“What has happened in the last five to 10 years is that the landscape has changed in terms of state taxation,” Devlin says. As individuals have moved and connections have become increasingly virtual, as businesses have become less brick-and-mortar-based, states have evolved from being an old-school geographic bases and serve, as Devlin says, “more of an economic nexus function, whereby if you’re doing business in a particular state, that state wants to get its share of taxation. That’s different from what used to be the case, when you were required to have operations, employees and sales in a state. A lot of individuals were unaware of this, and it’s changed how the planning is done to minimize overall state income taxation.”
Devlin says that even Daszkal Bolton is not immune to its own location-based complications: “We found that in our own firm, over the last four or five years we’ve been hiring the best and brightest talent in other areas in the country to support our business, but that also has caused our firm to be subject to taxation in other states where we weren’t before.
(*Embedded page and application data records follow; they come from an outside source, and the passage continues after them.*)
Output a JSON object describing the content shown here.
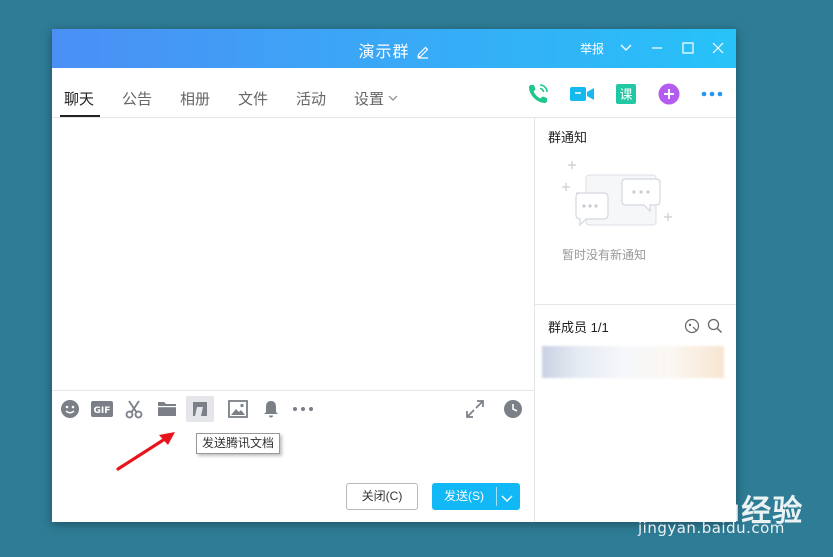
{
  "window": {
    "title": "演示群",
    "report_label": "举报"
  },
  "tabs": [
    {
      "label": "聊天",
      "active": true
    },
    {
      "label": "公告",
      "active": false
    },
    {
      "label": "相册",
      "active": false
    },
    {
      "label": "文件",
      "active": false
    },
    {
      "label": "活动",
      "active": false
    },
    {
      "label": "设置",
      "active": false
    }
  ],
  "top_icons": [
    "voice-call-icon",
    "video-call-icon",
    "class-icon",
    "add-app-icon",
    "more-icon"
  ],
  "toolbar": {
    "icons": [
      "emoji-icon",
      "gif-icon",
      "scissors-icon",
      "folder-icon",
      "tencent-doc-icon",
      "image-icon",
      "bell-icon",
      "more-dots-icon",
      "expand-icon",
      "history-clock-icon"
    ],
    "tooltip": "发送腾讯文档"
  },
  "buttons": {
    "close_label": "关闭(C)",
    "send_label": "发送(S)"
  },
  "side": {
    "notice_title": "群通知",
    "notice_empty": "暂时没有新通知",
    "members_title": "群成员 1/1"
  },
  "watermark": {
    "brand": "Baidu经验",
    "url": "jingyan.baidu.com"
  },
  "colors": {
    "titlebar_start": "#4b8ff5",
    "titlebar_end": "#27c2f8",
    "send_button": "#12b7f5",
    "background": "#2e7c96",
    "arrow": "#e8141b"
  }
}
Here we are, a Florida business paying state income taxes,” he says, with a note of irony. “In the zeal for talent, we want to have the best on our team. If we learned one thing during COVID, it’s that people can work remotely and be effective.” Daszkal Bolton employs a staff of 220, anchored by around 100 certified public accountants.
Devlin warms to the theme: “One of the lessons we learned early on was that we never lost money on a good person—meaning, bringing in strong talent really helped improved our firm overall. Learning that lesson allowed us to build out practice areas around a talented individual or individuals. For example, for a 220-person firm, we have a 10-person international tax group and an eight-person state-and-local tax group. Before that, the need for that type of work was distributed throughout the firm, but we didn’t have a dedicated expert, and we really only improved when we were able to hire a dedicated expert, and then organize around that expert.”
RULES OF RECRUITMENT
Recruiting an expert in a desired practice area is how the firm has stayed relevant and successful over three decades. Devlin cites Faith L. Gorman, who joined Daszkal Bolton 20 years ago, armed with a law degree from Hofstra, and Ernst and Young on her résumé. Gorman became the anchor for the firm’s state-and-local tax practice. “With her joining our firm, we immediately improved our state and local tax presence, and that’s something that we’ve been able to provide to our corporate clients,” he says, adding that the migration to South Florida from other states—that ubiquitous subject—has put this practice area into overdrive.
International tax planning is another area where Daszkal Bolton established a beachhead. “Companies are coming to South Florida from abroad, or companies that are local to us or to the United States are doing business abroad, or sourcing product abroad,” Devlin says. For the past six years, Christopher J. Galuppo—a CPA and a lawyer who is a member of the bar in New York, Connecticut and Florida—has led these services; the firm recently added Zvi Rafilovich, a CPA in both Florida and Georgia, so that area continues to grow. “If we’re trying to service clients with some level of complication, obviously international tax rules, responsibilities and planning would be considered a complication and a pain point for many businesses, so we’re going to try to help clients navigate that pain point,” Devlin says.
Estate work is more of a legacy piece of the practice, but these days it, too, dovetails with the exodus to Florida. “I had a meeting with an attorney today, and we were talking about a couple who came from California, a community property state, and Florida is not a community property state,” Devlin says. “In order to do their planning in Florida, they had to break their community property ownership.”
Devlin says it’s “very complicated.” And, yes, the firm has experts for that.
Photo by Brett Hufziger